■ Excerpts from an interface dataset

_ _ _ _ _

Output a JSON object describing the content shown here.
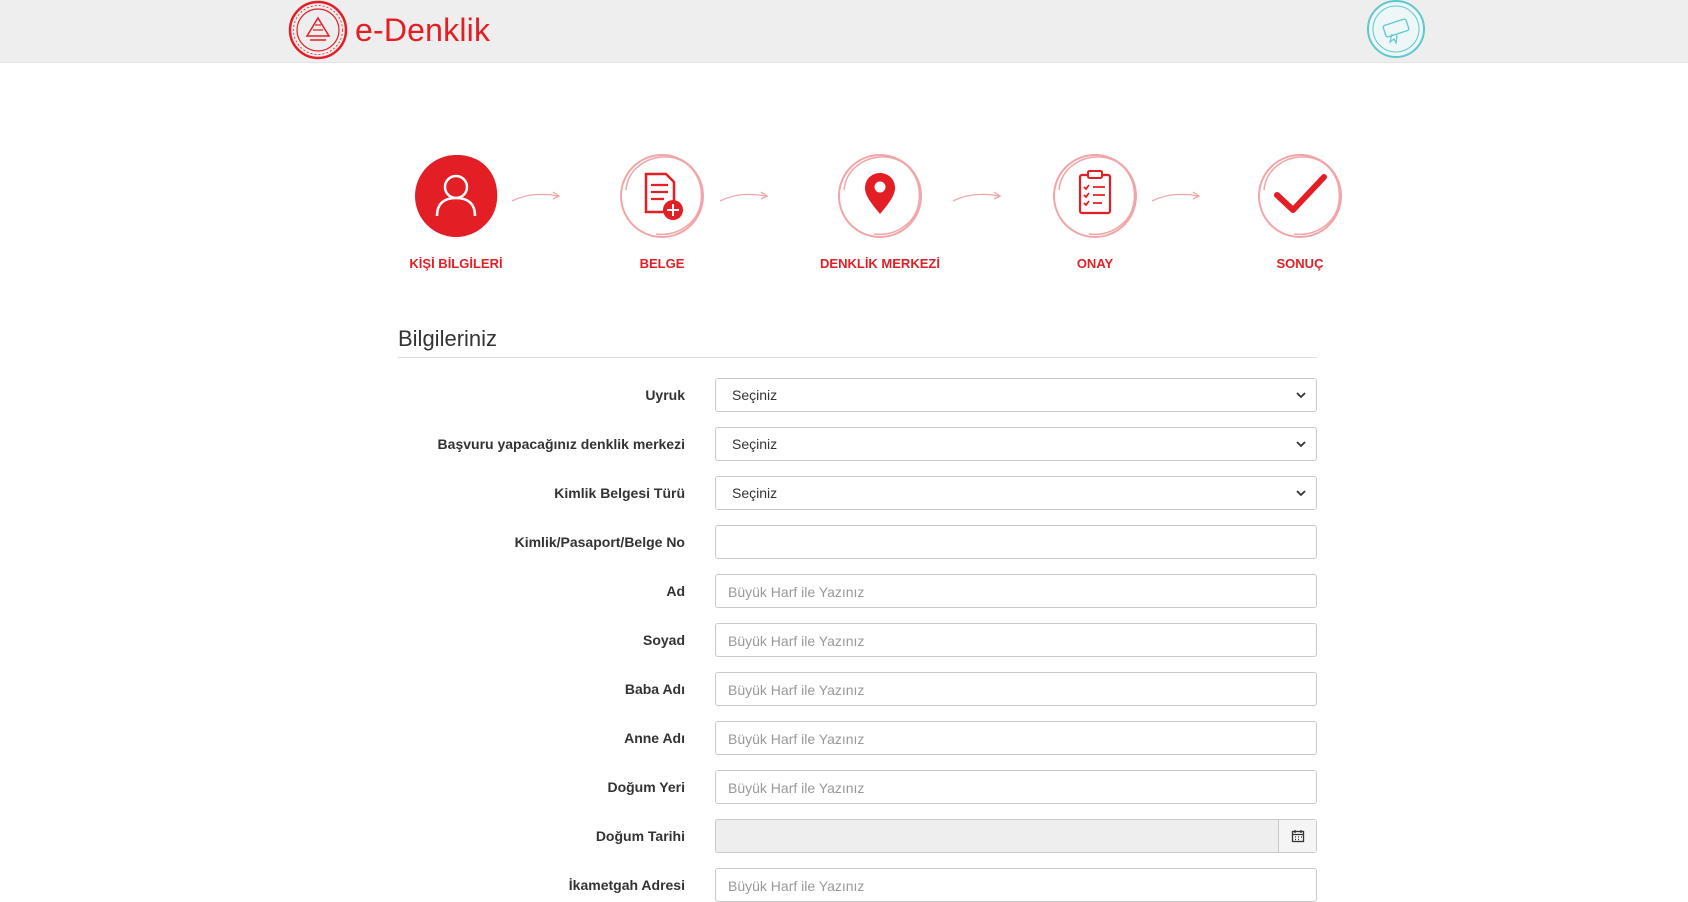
{
  "header": {
    "brand": "e-Denklik",
    "colors": {
      "brand": "#e31e24",
      "seal": "#5fc7cf",
      "header_bg": "#eeeeee"
    }
  },
  "steps": [
    {
      "label": "KİŞİ BİLGİLERİ",
      "icon": "user-icon",
      "active": true
    },
    {
      "label": "BELGE",
      "icon": "document-add-icon",
      "active": false
    },
    {
      "label": "DENKLİK MERKEZİ",
      "icon": "location-pin-icon",
      "active": false
    },
    {
      "label": "ONAY",
      "icon": "clipboard-checklist-icon",
      "active": false
    },
    {
      "label": "SONUÇ",
      "icon": "checkmark-icon",
      "active": false
    }
  ],
  "form": {
    "title": "Bilgileriniz",
    "fields": {
      "uyruk": {
        "label": "Uyruk",
        "value": "Seçiniz"
      },
      "merkez": {
        "label": "Başvuru yapacağınız denklik merkezi",
        "value": "Seçiniz"
      },
      "kimlik_turu": {
        "label": "Kimlik Belgesi Türü",
        "value": "Seçiniz"
      },
      "kimlik_no": {
        "label": "Kimlik/Pasaport/Belge No",
        "value": ""
      },
      "ad": {
        "label": "Ad",
        "placeholder": "Büyük Harf ile Yazınız"
      },
      "soyad": {
        "label": "Soyad",
        "placeholder": "Büyük Harf ile Yazınız"
      },
      "baba_adi": {
        "label": "Baba Adı",
        "placeholder": "Büyük Harf ile Yazınız"
      },
      "anne_adi": {
        "label": "Anne Adı",
        "placeholder": "Büyük Harf ile Yazınız"
      },
      "dogum_yeri": {
        "label": "Doğum Yeri",
        "placeholder": "Büyük Harf ile Yazınız"
      },
      "dogum_tarihi": {
        "label": "Doğum Tarihi",
        "value": "",
        "icon": "calendar-icon"
      },
      "ikametgah": {
        "label": "İkametgah Adresi",
        "placeholder": "Büyük Harf ile Yazınız"
      }
    }
  }
}
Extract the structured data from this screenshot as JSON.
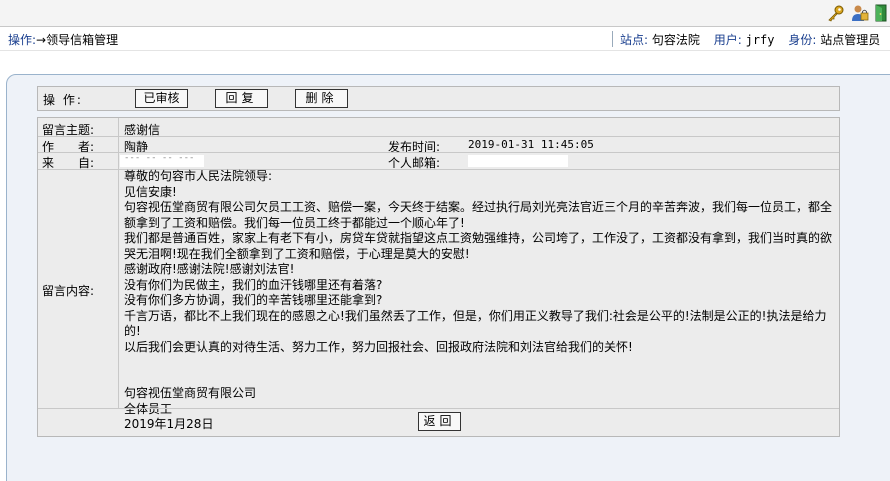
{
  "toolbar": {
    "icons": [
      "key-icon",
      "user-lock-icon",
      "exit-icon"
    ]
  },
  "statusbar": {
    "operation_label": "操作:",
    "operation_path": "→领导信箱管理",
    "site_label": "站点:",
    "site_value": "句容法院",
    "user_label": "用户:",
    "user_value": "jrfy",
    "role_label": "身份:",
    "role_value": "站点管理员"
  },
  "ops": {
    "label": "操 作:",
    "buttons": [
      "已审核",
      "回复",
      "删除"
    ]
  },
  "message": {
    "subject_label": "留言主题:",
    "subject": "感谢信",
    "author_label": "作　　者:",
    "author": "陶静",
    "time_label": "发布时间:",
    "time": "2019-01-31 11:45:05",
    "from_label": "来　　自:",
    "from": "--- -- -- ---",
    "email_label": "个人邮箱:",
    "email": "",
    "content_label": "留言内容:",
    "content": [
      "尊敬的句容市人民法院领导:",
      "见信安康!",
      "句容视伍堂商贸有限公司欠员工工资、赔偿一案，今天终于结案。经过执行局刘光亮法官近三个月的辛苦奔波，我们每一位员工，都全额拿到了工资和赔偿。我们每一位员工终于都能过一个顺心年了!",
      "我们都是普通百姓，家家上有老下有小，房贷车贷就指望这点工资勉强维持，公司垮了，工作没了，工资都没有拿到，我们当时真的欲哭无泪啊!现在我们全额拿到了工资和赔偿，于心理是莫大的安慰!",
      "感谢政府!感谢法院!感谢刘法官!",
      "没有你们为民做主，我们的血汗钱哪里还有着落?",
      "没有你们多方协调，我们的辛苦钱哪里还能拿到?",
      "千言万语，都比不上我们现在的感恩之心!我们虽然丢了工作，但是，你们用正义教导了我们:社会是公平的!法制是公正的!执法是给力的!",
      "以后我们会更认真的对待生活、努力工作，努力回报社会、回报政府法院和刘法官给我们的关怀!"
    ],
    "signature": [
      "句容视伍堂商贸有限公司",
      "全体员工",
      "2019年1月28日"
    ],
    "back_button": "返回"
  },
  "colors": {
    "link_blue": "#1a3f8f",
    "panel_border": "#9ab3cc",
    "table_bg": "#ececec"
  }
}
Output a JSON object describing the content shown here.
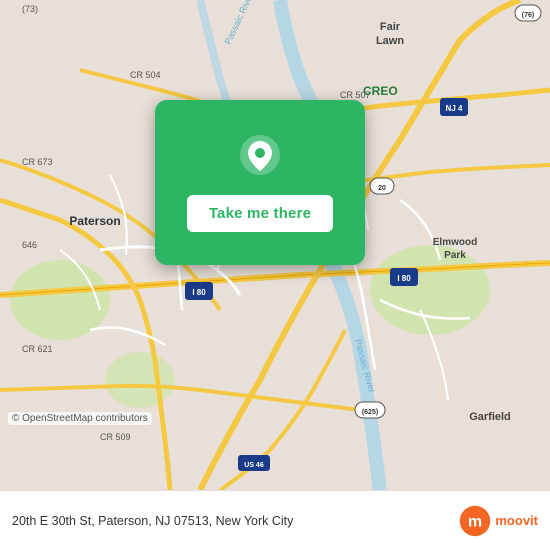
{
  "map": {
    "alt": "Map of Paterson NJ area",
    "background_color": "#e8e0d8",
    "overlay_color": "#2db564"
  },
  "card": {
    "button_label": "Take me there",
    "pin_icon": "location-pin"
  },
  "bottom_bar": {
    "address": "20th E 30th St, Paterson, NJ 07513, New York City",
    "osm_credit": "© OpenStreetMap contributors",
    "logo_name": "moovit",
    "logo_text": "moovit"
  },
  "road_labels": {
    "fair_lawn": "Fair Lawn",
    "paterson": "Paterson",
    "elmwood_park": "Elmwood Park",
    "garfield": "Garfield",
    "cr673": "CR 673",
    "cr504": "CR 504",
    "cr507": "CR 507",
    "nj4": "NJ 4",
    "i80": "I 80",
    "cr621": "CR 621",
    "cr509": "CR 509",
    "cr625": "(625)",
    "i46": "US 46",
    "r76": "(76)",
    "r20": "20"
  }
}
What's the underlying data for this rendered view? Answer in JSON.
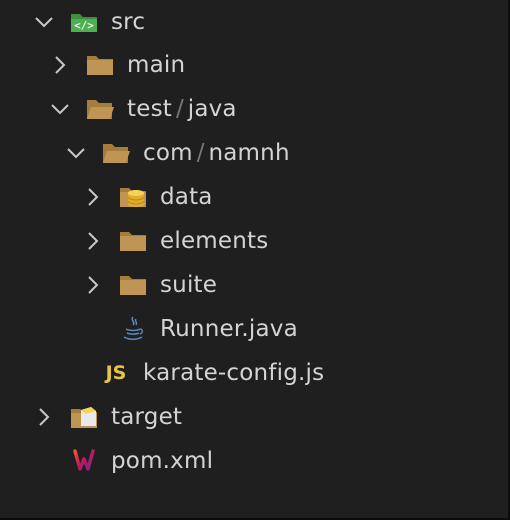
{
  "tree": {
    "src": {
      "label": "src",
      "icon": "folder-open-src-icon"
    },
    "main": {
      "label": "main",
      "icon": "folder-icon"
    },
    "test": {
      "label": "test",
      "sublabel": "java",
      "icon": "folder-open-icon"
    },
    "com": {
      "label": "com",
      "sublabel": "namnh",
      "icon": "folder-open-icon"
    },
    "data": {
      "label": "data",
      "icon": "database-folder-icon"
    },
    "elements": {
      "label": "elements",
      "icon": "folder-icon"
    },
    "suite": {
      "label": "suite",
      "icon": "folder-icon"
    },
    "runner": {
      "label": "Runner.java",
      "icon": "java-icon"
    },
    "karate": {
      "label": "karate-config.js",
      "icon": "js-icon",
      "icon_text": "JS"
    },
    "target": {
      "label": "target",
      "icon": "target-folder-icon"
    },
    "pom": {
      "label": "pom.xml",
      "icon": "maven-icon"
    }
  },
  "separator": "/",
  "colors": {
    "background": "#1f1f1f",
    "text": "#d4d4d4",
    "folder": "#c09553",
    "src_folder": "#4caf50",
    "js": "#e8c547"
  }
}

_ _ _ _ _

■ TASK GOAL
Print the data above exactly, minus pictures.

■ RESPONSE TO THIS TASK
Output a JSON object describing the content shown here.
{
  "header": {
    "brand": "e-Denklik",
    "colors": {
      "brand": "#e31e24",
      "seal": "#5fc7cf",
      "header_bg": "#eeeeee"
    }
  },
  "steps": [
    {
      "label": "KİŞİ BİLGİLERİ",
      "icon": "user-icon",
      "active": true
    },
    {
      "label": "BELGE",
      "icon": "document-add-icon",
      "active": false
    },
    {
      "label": "DENKLİK MERKEZİ",
      "icon": "location-pin-icon",
      "active": false
    },
    {
      "label": "ONAY",
      "icon": "clipboard-checklist-icon",
      "active": false
    },
    {
      "label": "SONUÇ",
      "icon": "checkmark-icon",
      "active": false
    }
  ],
  "form": {
    "title": "Bilgileriniz",
    "fields": {
      "uyruk": {
        "label": "Uyruk",
        "value": "Seçiniz"
      },
      "merkez": {
        "label": "Başvuru yapacağınız denklik merkezi",
        "value": "Seçiniz"
      },
      "kimlik_turu": {
        "label": "Kimlik Belgesi Türü",
        "value": "Seçiniz"
      },
      "kimlik_no": {
        "label": "Kimlik/Pasaport/Belge No",
        "value": ""
      },
      "ad": {
        "label": "Ad",
        "placeholder": "Büyük Harf ile Yazınız"
      },
      "soyad": {
        "label": "Soyad",
        "placeholder": "Büyük Harf ile Yazınız"
      },
      "baba_adi": {
        "label": "Baba Adı",
        "placeholder": "Büyük Harf ile Yazınız"
      },
      "anne_adi": {
        "label": "Anne Adı",
        "placeholder": "Büyük Harf ile Yazınız"
      },
      "dogum_yeri": {
        "label": "Doğum Yeri",
        "placeholder": "Büyük Harf ile Yazınız"
      },
      "dogum_tarihi": {
        "label": "Doğum Tarihi",
        "value": "",
        "icon": "calendar-icon"
      },
      "ikametgah": {
        "label": "İkametgah Adresi",
        "placeholder": "Büyük Harf ile Yazınız"
      }
    }
  }
}
Extract the structured data from this screenshot as JSON.
{
  "toolbar": {
    "icons": [
      "key-icon",
      "user-lock-icon",
      "exit-icon"
    ]
  },
  "statusbar": {
    "operation_label": "操作:",
    "operation_path": "→领导信箱管理",
    "site_label": "站点:",
    "site_value": "句容法院",
    "user_label": "用户:",
    "user_value": "jrfy",
    "role_label": "身份:",
    "role_value": "站点管理员"
  },
  "ops": {
    "label": "操 作:",
    "buttons": [
      "已审核",
      "回复",
      "删除"
    ]
  },
  "message": {
    "subject_label": "留言主题:",
    "subject": "感谢信",
    "author_label": "作　　者:",
    "author": "陶静",
    "time_label": "发布时间:",
    "time": "2019-01-31 11:45:05",
    "from_label": "来　　自:",
    "from": "--- -- -- ---",
    "email_label": "个人邮箱:",
    "email": "",
    "content_label": "留言内容:",
    "content": [
      "尊敬的句容市人民法院领导:",
      "见信安康!",
      "句容视伍堂商贸有限公司欠员工工资、赔偿一案，今天终于结案。经过执行局刘光亮法官近三个月的辛苦奔波，我们每一位员工，都全额拿到了工资和赔偿。我们每一位员工终于都能过一个顺心年了!",
      "我们都是普通百姓，家家上有老下有小，房贷车贷就指望这点工资勉强维持，公司垮了，工作没了，工资都没有拿到，我们当时真的欲哭无泪啊!现在我们全额拿到了工资和赔偿，于心理是莫大的安慰!",
      "感谢政府!感谢法院!感谢刘法官!",
      "没有你们为民做主，我们的血汗钱哪里还有着落?",
      "没有你们多方协调，我们的辛苦钱哪里还能拿到?",
      "千言万语，都比不上我们现在的感恩之心!我们虽然丢了工作，但是，你们用正义教导了我们:社会是公平的!法制是公正的!执法是给力的!",
      "以后我们会更认真的对待生活、努力工作，努力回报社会、回报政府法院和刘法官给我们的关怀!"
    ],
    "signature": [
      "句容视伍堂商贸有限公司",
      "全体员工",
      "2019年1月28日"
    ],
    "back_button": "返回"
  },
  "colors": {
    "link_blue": "#1a3f8f",
    "panel_border": "#9ab3cc",
    "table_bg": "#ececec"
  }
}
Output a JSON object describing the content shown here.
{
  "map": {
    "alt": "Map of Paterson NJ area",
    "background_color": "#e8e0d8",
    "overlay_color": "#2db564"
  },
  "card": {
    "button_label": "Take me there",
    "pin_icon": "location-pin"
  },
  "bottom_bar": {
    "address": "20th E 30th St, Paterson, NJ 07513, New York City",
    "osm_credit": "© OpenStreetMap contributors",
    "logo_name": "moovit",
    "logo_text": "moovit"
  },
  "road_labels": {
    "fair_lawn": "Fair Lawn",
    "paterson": "Paterson",
    "elmwood_park": "Elmwood Park",
    "garfield": "Garfield",
    "cr673": "CR 673",
    "cr504": "CR 504",
    "cr507": "CR 507",
    "nj4": "NJ 4",
    "i80": "I 80",
    "cr621": "CR 621",
    "cr509": "CR 509",
    "cr625": "(625)",
    "i46": "US 46",
    "r76": "(76)",
    "r20": "20"
  }
}
What's the underlying data for this rendered view? Answer in JSON.
{
  "tree": {
    "src": {
      "label": "src",
      "icon": "folder-open-src-icon"
    },
    "main": {
      "label": "main",
      "icon": "folder-icon"
    },
    "test": {
      "label": "test",
      "sublabel": "java",
      "icon": "folder-open-icon"
    },
    "com": {
      "label": "com",
      "sublabel": "namnh",
      "icon": "folder-open-icon"
    },
    "data": {
      "label": "data",
      "icon": "database-folder-icon"
    },
    "elements": {
      "label": "elements",
      "icon": "folder-icon"
    },
    "suite": {
      "label": "suite",
      "icon": "folder-icon"
    },
    "runner": {
      "label": "Runner.java",
      "icon": "java-icon"
    },
    "karate": {
      "label": "karate-config.js",
      "icon": "js-icon",
      "icon_text": "JS"
    },
    "target": {
      "label": "target",
      "icon": "target-folder-icon"
    },
    "pom": {
      "label": "pom.xml",
      "icon": "maven-icon"
    }
  },
  "separator": "/",
  "colors": {
    "background": "#1f1f1f",
    "text": "#d4d4d4",
    "folder": "#c09553",
    "src_folder": "#4caf50",
    "js": "#e8c547"
  }
}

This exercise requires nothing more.